__Directions__.
Comb the records below for the string "that" and copy each line where it turns up.

[[ Material shown open ]]

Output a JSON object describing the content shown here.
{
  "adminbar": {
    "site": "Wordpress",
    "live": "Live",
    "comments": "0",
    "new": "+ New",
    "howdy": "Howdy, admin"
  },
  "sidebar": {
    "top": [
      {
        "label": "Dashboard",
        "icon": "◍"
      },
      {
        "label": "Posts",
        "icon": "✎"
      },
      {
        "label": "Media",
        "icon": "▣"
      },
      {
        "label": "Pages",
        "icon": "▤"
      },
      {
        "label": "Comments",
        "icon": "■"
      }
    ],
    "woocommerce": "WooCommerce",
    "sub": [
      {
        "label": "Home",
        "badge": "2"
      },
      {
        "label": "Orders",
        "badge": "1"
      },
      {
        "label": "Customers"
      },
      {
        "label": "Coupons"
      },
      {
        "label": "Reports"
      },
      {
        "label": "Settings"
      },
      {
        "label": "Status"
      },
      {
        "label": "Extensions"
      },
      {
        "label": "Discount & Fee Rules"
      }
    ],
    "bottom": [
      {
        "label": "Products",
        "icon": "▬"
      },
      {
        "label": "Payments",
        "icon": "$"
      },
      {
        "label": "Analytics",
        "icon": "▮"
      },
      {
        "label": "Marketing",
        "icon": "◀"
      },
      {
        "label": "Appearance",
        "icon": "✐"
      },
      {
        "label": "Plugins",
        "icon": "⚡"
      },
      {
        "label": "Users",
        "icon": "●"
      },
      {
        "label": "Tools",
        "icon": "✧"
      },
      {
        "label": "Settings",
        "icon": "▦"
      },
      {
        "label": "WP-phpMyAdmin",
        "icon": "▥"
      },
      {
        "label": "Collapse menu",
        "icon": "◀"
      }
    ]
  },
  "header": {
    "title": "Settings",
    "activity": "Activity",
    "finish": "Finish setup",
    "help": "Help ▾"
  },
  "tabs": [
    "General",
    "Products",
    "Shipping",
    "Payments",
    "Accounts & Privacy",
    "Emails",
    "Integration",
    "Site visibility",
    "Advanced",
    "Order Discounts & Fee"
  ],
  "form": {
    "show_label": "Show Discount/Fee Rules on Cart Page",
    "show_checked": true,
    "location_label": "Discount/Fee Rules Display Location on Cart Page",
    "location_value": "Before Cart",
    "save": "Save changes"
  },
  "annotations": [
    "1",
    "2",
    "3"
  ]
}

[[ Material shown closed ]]
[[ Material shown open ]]

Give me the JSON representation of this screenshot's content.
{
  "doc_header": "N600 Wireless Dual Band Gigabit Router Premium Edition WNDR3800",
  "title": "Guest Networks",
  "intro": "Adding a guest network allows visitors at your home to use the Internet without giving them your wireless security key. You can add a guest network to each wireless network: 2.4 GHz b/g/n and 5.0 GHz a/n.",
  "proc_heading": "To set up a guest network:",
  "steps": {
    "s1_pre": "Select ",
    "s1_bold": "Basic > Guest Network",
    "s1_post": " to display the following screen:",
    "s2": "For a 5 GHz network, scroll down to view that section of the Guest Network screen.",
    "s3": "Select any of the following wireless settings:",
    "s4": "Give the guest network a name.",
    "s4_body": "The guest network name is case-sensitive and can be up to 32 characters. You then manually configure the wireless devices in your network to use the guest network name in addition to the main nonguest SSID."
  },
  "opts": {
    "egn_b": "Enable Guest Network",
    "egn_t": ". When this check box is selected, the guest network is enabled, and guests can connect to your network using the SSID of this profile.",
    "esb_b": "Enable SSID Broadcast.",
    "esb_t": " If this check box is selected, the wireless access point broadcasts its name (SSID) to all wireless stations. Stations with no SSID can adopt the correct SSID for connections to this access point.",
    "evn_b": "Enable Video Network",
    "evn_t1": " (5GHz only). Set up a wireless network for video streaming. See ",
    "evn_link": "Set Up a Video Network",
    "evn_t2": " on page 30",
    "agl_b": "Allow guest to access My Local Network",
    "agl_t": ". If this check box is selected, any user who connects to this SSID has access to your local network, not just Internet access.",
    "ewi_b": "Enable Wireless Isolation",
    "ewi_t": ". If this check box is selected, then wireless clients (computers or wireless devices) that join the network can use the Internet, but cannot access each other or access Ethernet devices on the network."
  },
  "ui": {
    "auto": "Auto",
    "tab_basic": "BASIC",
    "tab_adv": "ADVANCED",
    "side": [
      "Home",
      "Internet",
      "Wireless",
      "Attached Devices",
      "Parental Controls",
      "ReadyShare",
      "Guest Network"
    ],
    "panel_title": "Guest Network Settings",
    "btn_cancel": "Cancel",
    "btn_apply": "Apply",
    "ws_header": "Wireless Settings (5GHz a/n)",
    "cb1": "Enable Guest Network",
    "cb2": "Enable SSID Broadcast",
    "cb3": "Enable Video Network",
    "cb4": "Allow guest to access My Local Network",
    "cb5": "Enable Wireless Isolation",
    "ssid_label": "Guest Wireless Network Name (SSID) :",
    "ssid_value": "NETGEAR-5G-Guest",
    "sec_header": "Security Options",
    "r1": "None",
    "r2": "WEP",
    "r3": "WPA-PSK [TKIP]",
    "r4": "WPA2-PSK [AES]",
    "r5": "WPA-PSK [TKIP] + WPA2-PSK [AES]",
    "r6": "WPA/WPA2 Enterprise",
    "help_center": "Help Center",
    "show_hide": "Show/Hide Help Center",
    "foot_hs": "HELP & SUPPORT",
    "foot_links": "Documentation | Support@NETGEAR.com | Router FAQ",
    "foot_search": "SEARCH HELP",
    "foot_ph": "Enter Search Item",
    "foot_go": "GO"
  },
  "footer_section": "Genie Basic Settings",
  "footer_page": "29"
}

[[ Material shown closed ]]
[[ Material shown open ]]

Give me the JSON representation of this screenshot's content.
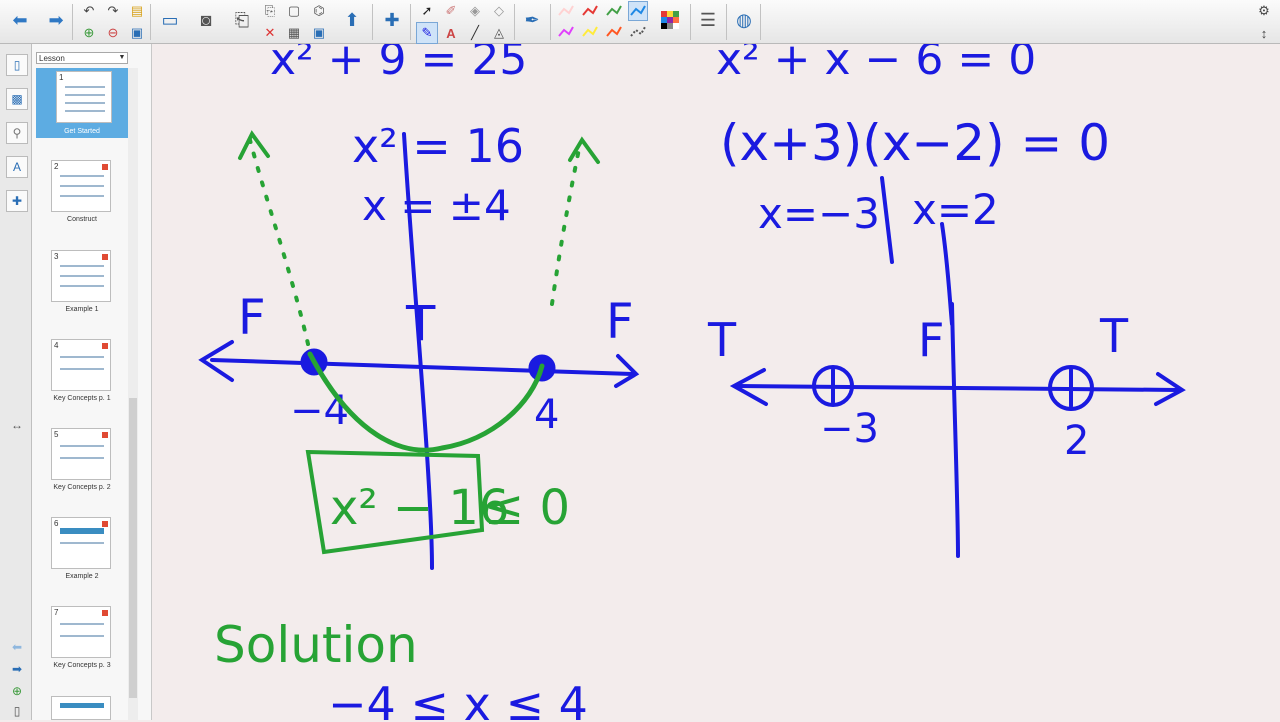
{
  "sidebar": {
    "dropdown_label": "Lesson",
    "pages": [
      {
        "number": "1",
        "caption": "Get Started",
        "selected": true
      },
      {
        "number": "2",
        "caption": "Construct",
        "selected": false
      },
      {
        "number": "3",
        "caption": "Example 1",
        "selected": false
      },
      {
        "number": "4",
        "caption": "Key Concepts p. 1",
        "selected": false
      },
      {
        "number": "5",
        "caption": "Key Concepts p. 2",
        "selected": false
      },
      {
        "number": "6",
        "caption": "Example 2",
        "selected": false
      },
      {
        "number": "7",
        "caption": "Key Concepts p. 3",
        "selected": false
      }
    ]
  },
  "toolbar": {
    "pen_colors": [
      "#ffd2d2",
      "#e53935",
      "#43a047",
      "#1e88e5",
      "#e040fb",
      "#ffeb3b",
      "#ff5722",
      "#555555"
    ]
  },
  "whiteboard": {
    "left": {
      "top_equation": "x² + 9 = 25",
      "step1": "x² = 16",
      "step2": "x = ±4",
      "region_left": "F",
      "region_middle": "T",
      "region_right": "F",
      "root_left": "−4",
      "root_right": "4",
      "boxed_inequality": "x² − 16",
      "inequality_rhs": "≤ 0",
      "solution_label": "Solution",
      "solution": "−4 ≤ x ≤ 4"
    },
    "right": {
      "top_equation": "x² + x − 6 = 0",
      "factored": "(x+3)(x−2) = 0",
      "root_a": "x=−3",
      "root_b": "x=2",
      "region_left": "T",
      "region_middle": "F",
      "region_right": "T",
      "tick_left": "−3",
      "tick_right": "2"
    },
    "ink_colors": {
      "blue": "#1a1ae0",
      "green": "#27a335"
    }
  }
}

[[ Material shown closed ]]

__Answer to this problem__.
    "s2": "For a 5 GHz network, scroll down to view that section of the Guest Network screen.",
    "ewi_t": ". If this check box is selected, then wireless clients (computers or wireless devices) that join the network can use the Internet, but cannot access each other or access Ethernet devices on the network."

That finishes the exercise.